• Work instructions:
Where a line of the data holds the word "assignment", copy that line.

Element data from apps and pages
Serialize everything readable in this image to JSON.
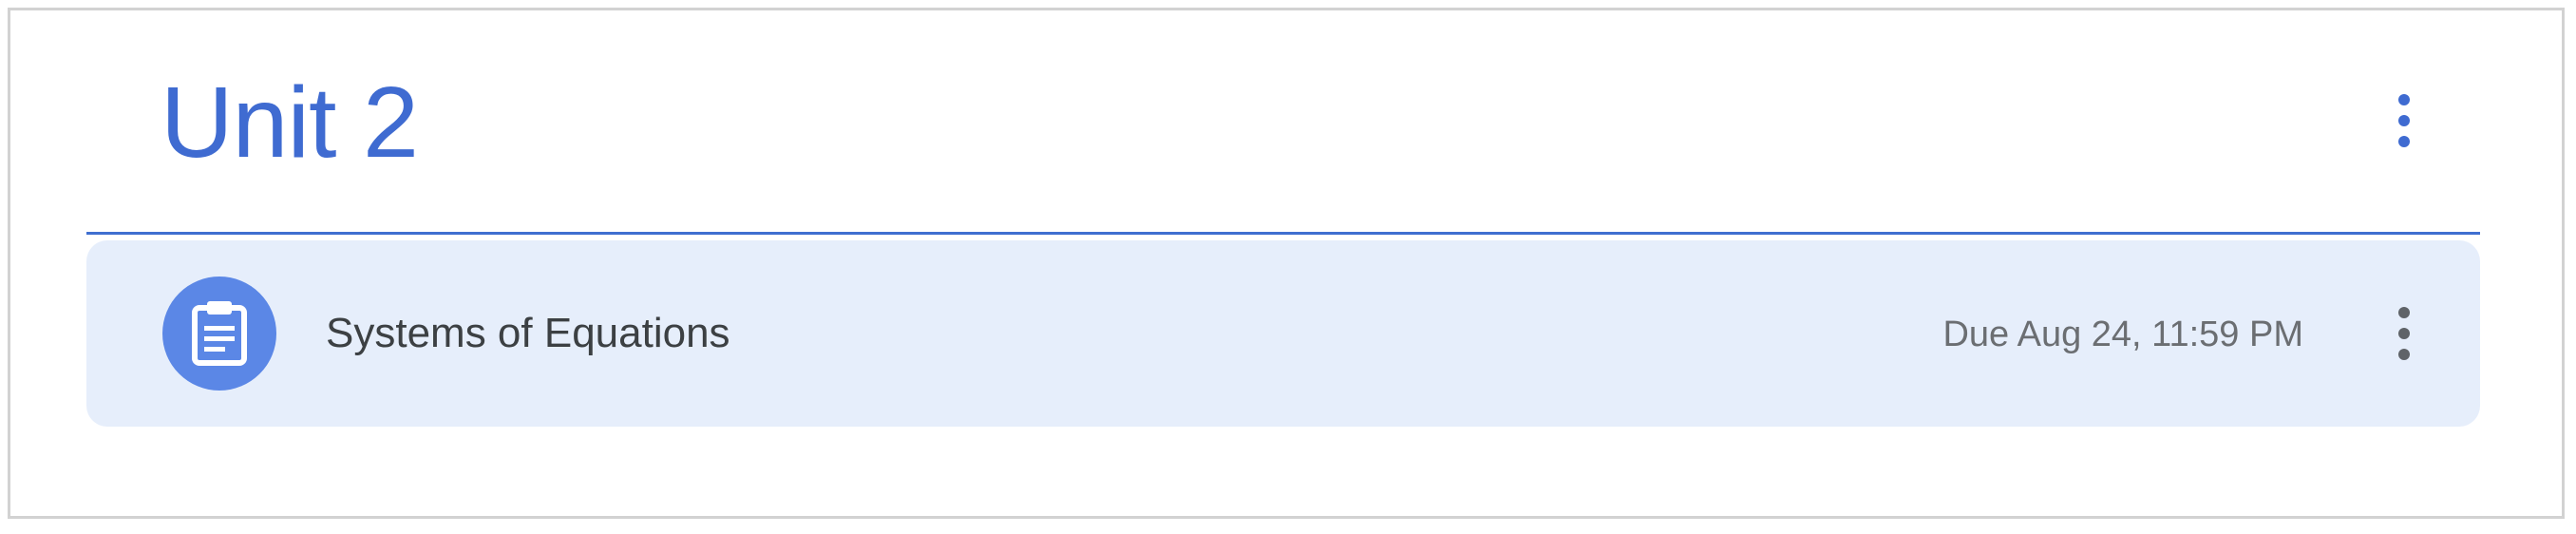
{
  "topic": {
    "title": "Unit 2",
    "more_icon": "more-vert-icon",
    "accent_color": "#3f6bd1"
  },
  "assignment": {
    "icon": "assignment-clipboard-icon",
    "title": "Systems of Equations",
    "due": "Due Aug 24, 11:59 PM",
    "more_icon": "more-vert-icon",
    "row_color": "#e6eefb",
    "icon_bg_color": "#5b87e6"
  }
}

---

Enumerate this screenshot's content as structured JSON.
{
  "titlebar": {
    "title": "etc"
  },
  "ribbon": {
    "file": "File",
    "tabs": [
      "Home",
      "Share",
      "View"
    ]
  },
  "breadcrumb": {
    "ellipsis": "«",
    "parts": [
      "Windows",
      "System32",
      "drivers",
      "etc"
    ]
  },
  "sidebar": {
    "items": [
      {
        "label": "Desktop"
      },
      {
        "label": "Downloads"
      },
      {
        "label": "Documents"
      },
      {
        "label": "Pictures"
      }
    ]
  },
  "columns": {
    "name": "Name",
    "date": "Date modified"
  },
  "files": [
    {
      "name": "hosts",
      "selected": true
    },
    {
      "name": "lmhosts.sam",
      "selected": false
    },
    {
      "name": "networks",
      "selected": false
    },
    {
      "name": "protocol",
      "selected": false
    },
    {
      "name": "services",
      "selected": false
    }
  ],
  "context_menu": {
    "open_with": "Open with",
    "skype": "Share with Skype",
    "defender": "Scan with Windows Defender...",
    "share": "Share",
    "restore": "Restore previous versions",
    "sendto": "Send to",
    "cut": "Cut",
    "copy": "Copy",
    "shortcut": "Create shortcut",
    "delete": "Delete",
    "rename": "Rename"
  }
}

• Solution below:
  "assignment": {
    "icon": "assignment-clipboard-icon",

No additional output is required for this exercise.